"We're going to have a very cold night tonight," Gardner said. "It will not be much warmer tomorrow."
A quick warm-up is on the way, however, with temperatures expected in the low 60s Thursday. The weekend will feature low to mid 70s.
"It's going to be like a completely different season from Monday to Friday," Gardner said.
Monday's storm brought up to 12 inches of snow to the northwestern mountains of North Carolina, and thousands of people lost electric service there and around Charlotte.
The National Weather Service said snowfall totals ranged from 12 inches in Saluda in Polk County to 6 inches in Charlotte and High Point.
Duke Energy reported more than 87,000 customers without electric service Monday. The worst problems were in Gaston and Mecklenburg counties, which had 10,311 and 8,463 outages respectively.
Progress Energy reported more than 3,000 customers without service in the central and eastern parts of the state.
The state Department of Transportation reported that winter weather was affecting highways from Interstate 95 west to the North Carolina-Tennessee state line.
Viewers have e-mailed and called WRAL News, offering their snow reports.
"Wow!! Lots of it! We have 3 inches here near Cleveland Elementary School!" wrote viewer Kristen Rice. "(It's) the first real snow I've seen since moving here :) Yippie!"
"So peaceful and beautiful. The kids and i are in heaven!" wrote Raleigh resident Melissa Maiorano.
"Wow, such a beautiful change. So far a few beautiful inches of light, fluffy snow," John and Christina Phelps wrote in an e-mail from their home in Hurdle Mills.

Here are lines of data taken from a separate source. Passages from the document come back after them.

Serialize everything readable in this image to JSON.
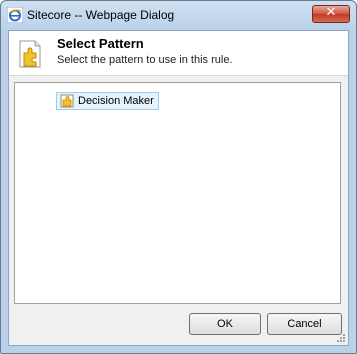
{
  "window": {
    "title": "Sitecore -- Webpage Dialog",
    "close_label": "✕"
  },
  "header": {
    "title": "Select Pattern",
    "subtitle": "Select the pattern to use in this rule."
  },
  "tree": {
    "items": [
      {
        "label": "Decision Maker",
        "icon": "persona-icon",
        "selected": true
      }
    ]
  },
  "buttons": {
    "ok": "OK",
    "cancel": "Cancel"
  },
  "colors": {
    "accent": "#d2533f",
    "selection": "#e6f2fc"
  }
}
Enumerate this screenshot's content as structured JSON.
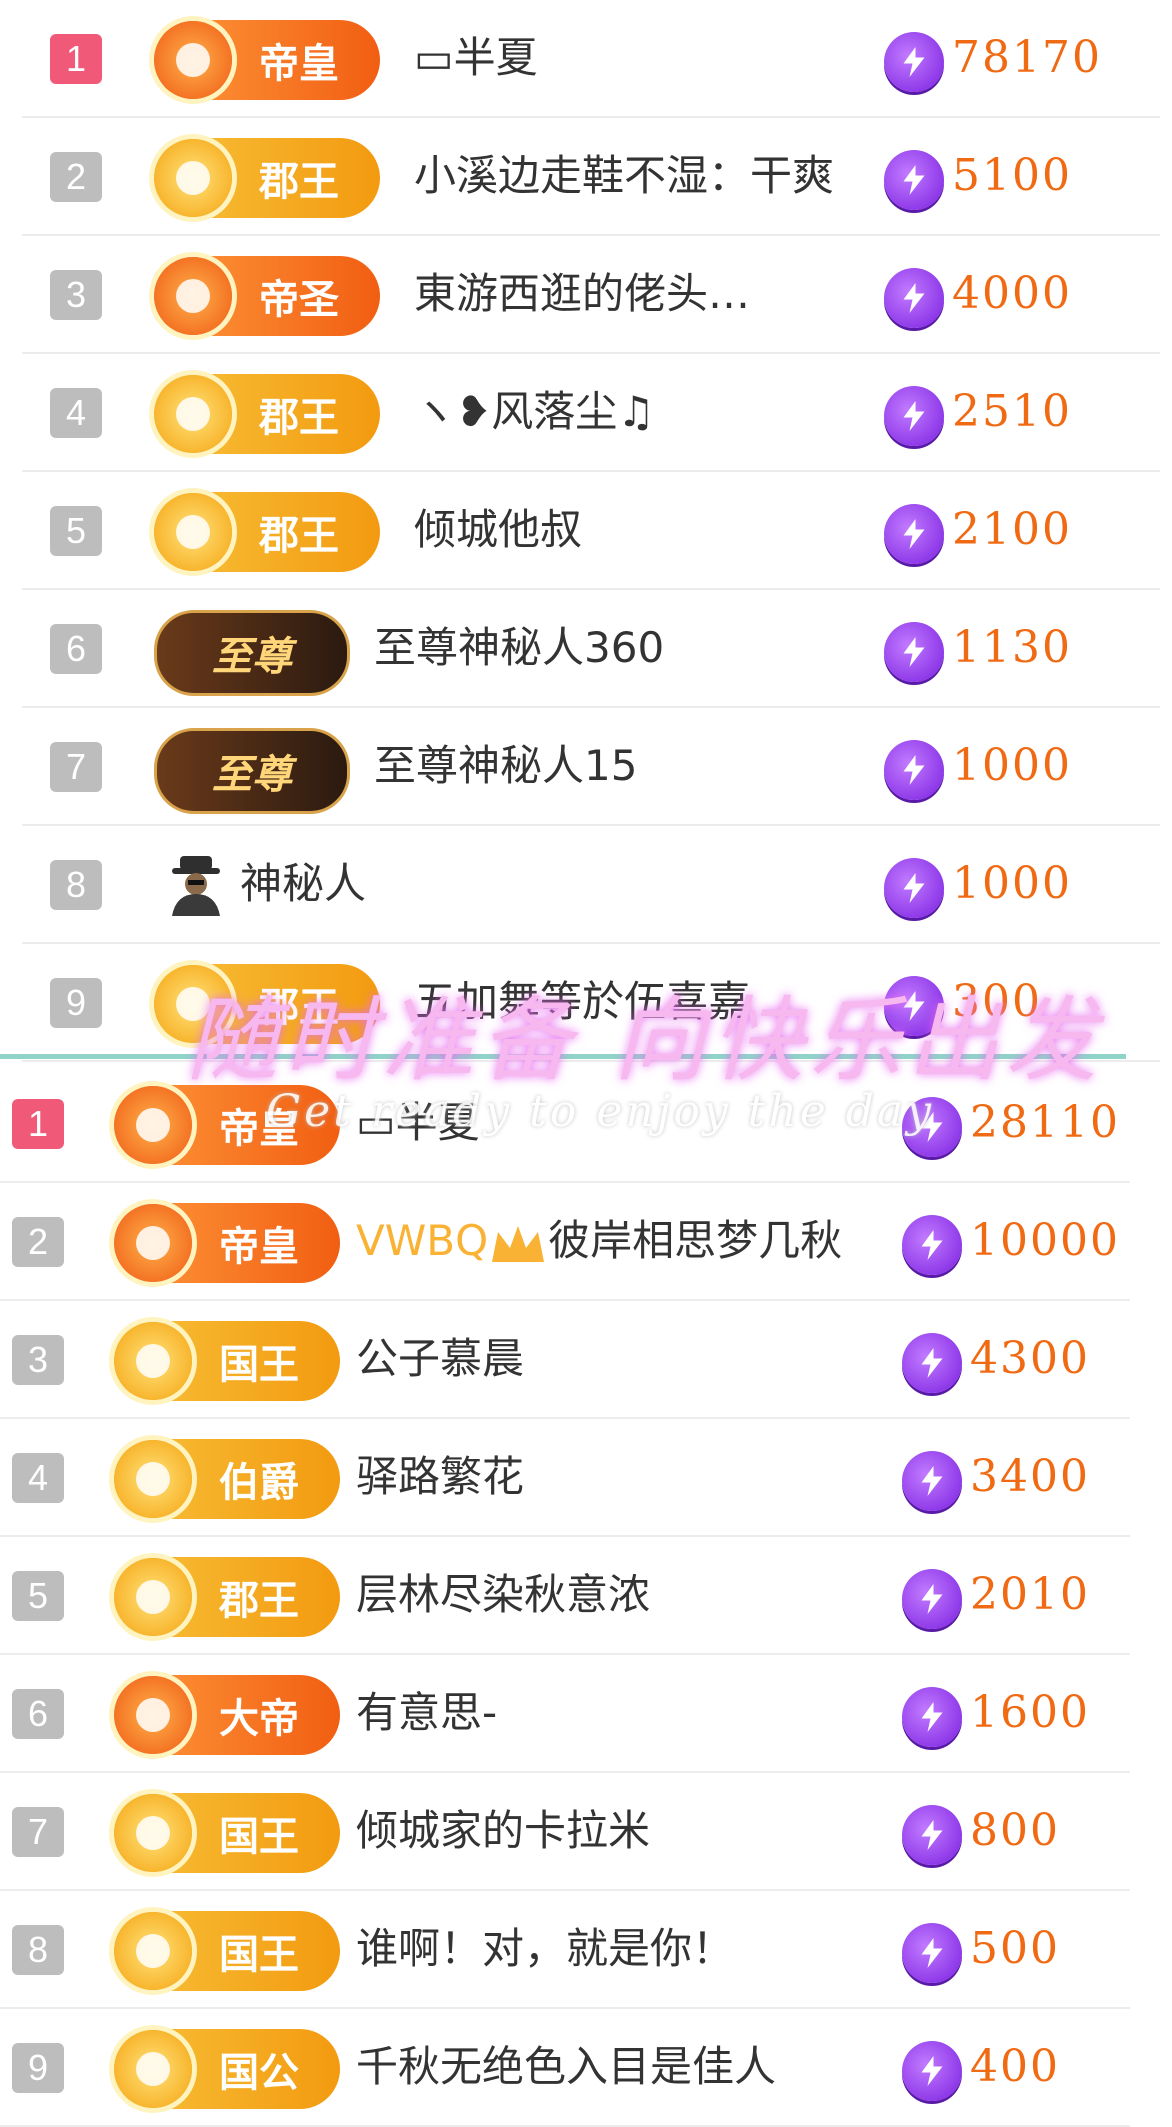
{
  "watermark": {
    "chinese": "随时准备 向快乐出发",
    "english": "Get ready to enjoy the day"
  },
  "list_a": [
    {
      "rank": "1",
      "badge": "帝皇",
      "badge_style": "orange",
      "name": "▭半夏",
      "score": "78170"
    },
    {
      "rank": "2",
      "badge": "郡王",
      "badge_style": "gold",
      "name": "小溪边走鞋不湿：干爽",
      "score": "5100"
    },
    {
      "rank": "3",
      "badge": "帝圣",
      "badge_style": "orange",
      "name": "東游西逛的佬头…",
      "score": "4000"
    },
    {
      "rank": "4",
      "badge": "郡王",
      "badge_style": "gold",
      "name": "ヽ❥风落尘♫",
      "score": "2510"
    },
    {
      "rank": "5",
      "badge": "郡王",
      "badge_style": "gold",
      "name": "倾城他叔",
      "score": "2100"
    },
    {
      "rank": "6",
      "badge": "至尊",
      "badge_style": "dark",
      "name": "至尊神秘人360",
      "score": "1130"
    },
    {
      "rank": "7",
      "badge": "至尊",
      "badge_style": "dark",
      "name": "至尊神秘人15",
      "score": "1000"
    },
    {
      "rank": "8",
      "badge": "",
      "badge_style": "avatar",
      "name": "神秘人",
      "score": "1000"
    },
    {
      "rank": "9",
      "badge": "郡王",
      "badge_style": "gold",
      "name": "五加舞等於伍喜嘉",
      "score": "300"
    }
  ],
  "list_b": [
    {
      "rank": "1",
      "badge": "帝皇",
      "badge_style": "orange",
      "name": "▭半夏",
      "score": "28110"
    },
    {
      "rank": "2",
      "badge": "帝皇",
      "badge_style": "orange",
      "name_prefix": "VWBQ",
      "name": "彼岸相思梦几秋",
      "score": "10000"
    },
    {
      "rank": "3",
      "badge": "国王",
      "badge_style": "gold",
      "name": "公子慕晨",
      "score": "4300"
    },
    {
      "rank": "4",
      "badge": "伯爵",
      "badge_style": "gold",
      "name": "驿路繁花",
      "score": "3400"
    },
    {
      "rank": "5",
      "badge": "郡王",
      "badge_style": "gold",
      "name": "层林尽染秋意浓",
      "score": "2010"
    },
    {
      "rank": "6",
      "badge": "大帝",
      "badge_style": "orange",
      "name": "有意思-",
      "score": "1600"
    },
    {
      "rank": "7",
      "badge": "国王",
      "badge_style": "gold",
      "name": "倾城家的卡拉米",
      "score": "800"
    },
    {
      "rank": "8",
      "badge": "国王",
      "badge_style": "gold",
      "name": "谁啊！对，就是你！",
      "score": "500"
    },
    {
      "rank": "9",
      "badge": "国公",
      "badge_style": "gold",
      "name": "千秋无绝色入目是佳人",
      "score": "400"
    }
  ],
  "icons": {
    "coin": "lightning-coin-icon",
    "avatar": "mystery-person-icon",
    "crown": "crown-icon"
  }
}
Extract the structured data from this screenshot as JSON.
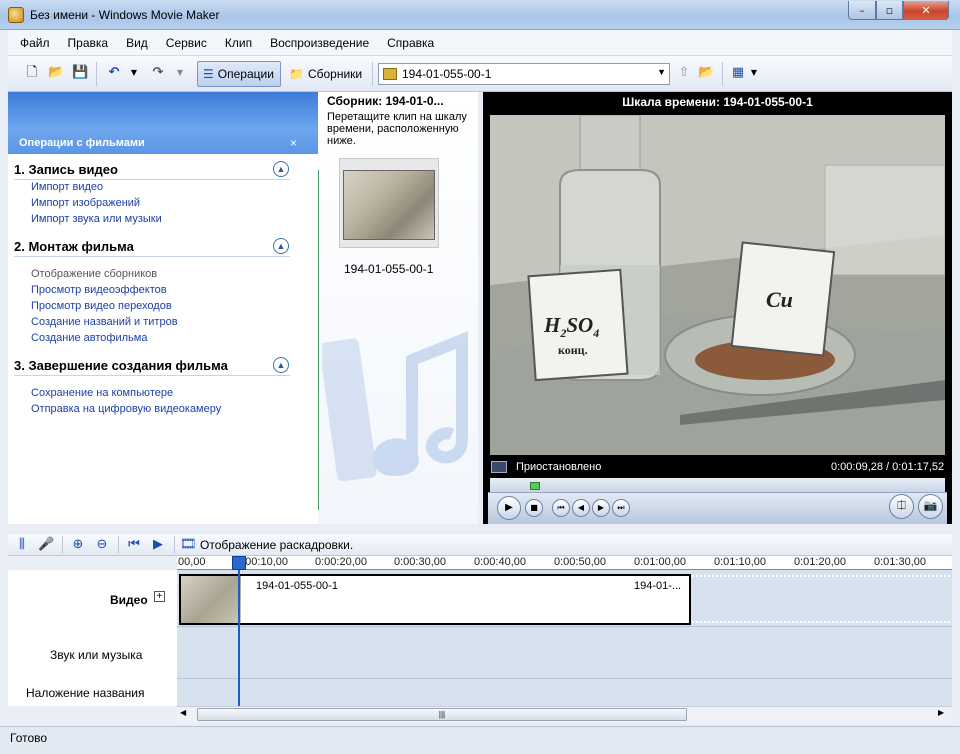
{
  "window": {
    "title": "Без имени - Windows Movie Maker",
    "min": "–",
    "max": "▫",
    "close": "✕"
  },
  "menu": [
    "Файл",
    "Правка",
    "Вид",
    "Сервис",
    "Клип",
    "Воспроизведение",
    "Справка"
  ],
  "toolbar": {
    "operations_label": "Операции",
    "collections_label": "Сборники",
    "collection_value": "194-01-055-00-1"
  },
  "tasks": {
    "header": "Операции с фильмами",
    "sections": [
      {
        "title": "1. Запись видео",
        "items": [
          "Импорт видео",
          "Импорт изображений",
          "Импорт звука или музыки"
        ]
      },
      {
        "title": "2. Монтаж фильма",
        "items": [
          "Отображение сборников",
          "Просмотр видеоэффектов",
          "Просмотр видео переходов",
          "Создание названий и титров",
          "Создание автофильма"
        ]
      },
      {
        "title": "3. Завершение создания фильма",
        "items": [
          "Сохранение на компьютере",
          "Отправка на цифровую видеокамеру"
        ]
      }
    ]
  },
  "collection": {
    "title": "Сборник: 194-01-0...",
    "hint": "Перетащите клип на шкалу времени, расположенную ниже.",
    "clip_label": "194-01-055-00-1"
  },
  "preview": {
    "title": "Шкала времени: 194-01-055-00-1",
    "status": "Приостановлено",
    "time": "0:00:09,28 / 0:01:17,52",
    "label1_main": "H",
    "label1_sub1": "2",
    "label1_mid": "SO",
    "label1_sub2": "4",
    "label1_note": "конц.",
    "label2": "Cu",
    "seek_position": 0.09
  },
  "timeline": {
    "storyboard_label": "Отображение раскадровки.",
    "ticks": [
      "00,00",
      "0:00:10,00",
      "0:00:20,00",
      "0:00:30,00",
      "0:00:40,00",
      "0:00:50,00",
      "0:01:00,00",
      "0:01:10,00",
      "0:01:20,00",
      "0:01:30,00"
    ],
    "tracks": {
      "video": "Видео",
      "audio": "Звук или музыка",
      "title": "Наложение названия"
    },
    "clip_start": "194-01-055-00-1",
    "clip_end": "194-01-..."
  },
  "statusbar": "Готово"
}
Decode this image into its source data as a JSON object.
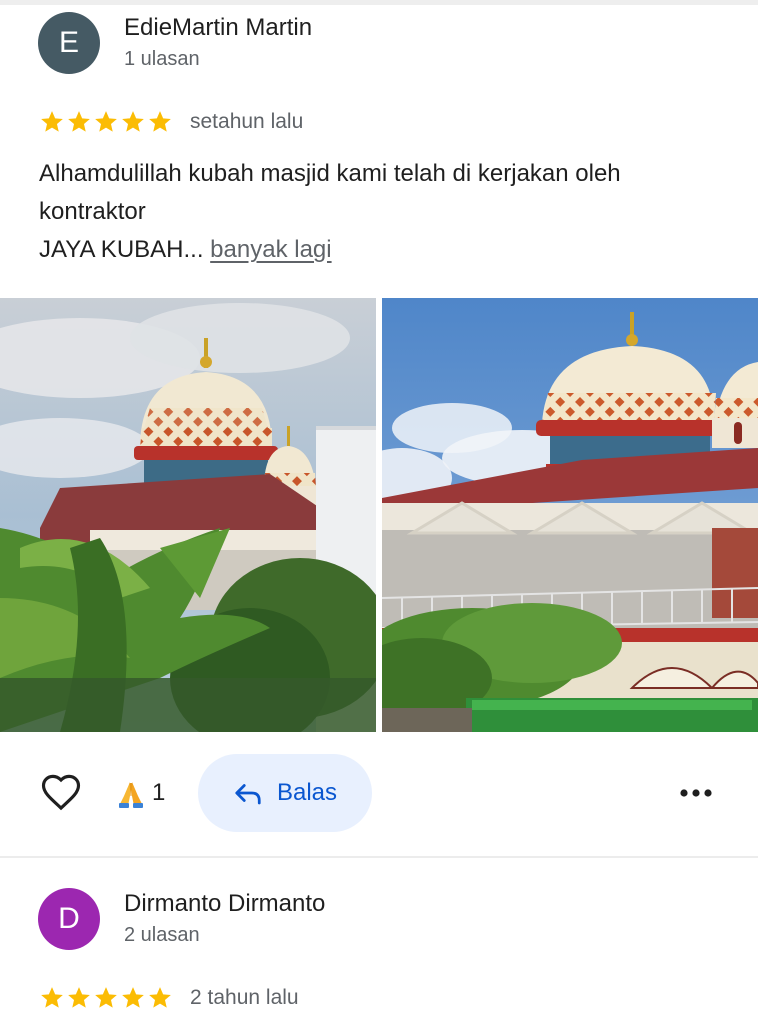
{
  "reviews": [
    {
      "avatar_initial": "E",
      "avatar_color": "#455a64",
      "author": "EdieMartin Martin",
      "review_count": "1 ulasan",
      "rating": 5,
      "date": "setahun lalu",
      "text_lines": [
        "Alhamdulillah kubah masjid kami  telah di kerjakan oleh",
        "kontraktor",
        "JAYA KUBAH..."
      ],
      "more_label": "banyak lagi",
      "reaction_emoji": "folded-hands",
      "reaction_count": "1",
      "reply_label": "Balas"
    },
    {
      "avatar_initial": "D",
      "avatar_color": "#9c27b0",
      "author": "Dirmanto Dirmanto",
      "review_count": "2 ulasan",
      "rating": 5,
      "date": "2 tahun lalu"
    }
  ],
  "icons": {
    "star": "star-icon",
    "like": "heart-outline-icon",
    "reply": "reply-arrow-icon",
    "more": "more-horizontal-icon"
  },
  "colors": {
    "star": "#fbbc04",
    "reply_bg": "#e8f0fe",
    "reply_text": "#0b57d0"
  }
}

John Burns said "nice, fat flakes" were falling rapidly in the Brookdale area around midnight.
Frank, who said he lives near Wakefield High School, said he had about 3 to 4 inches at his house by around 4 a.m.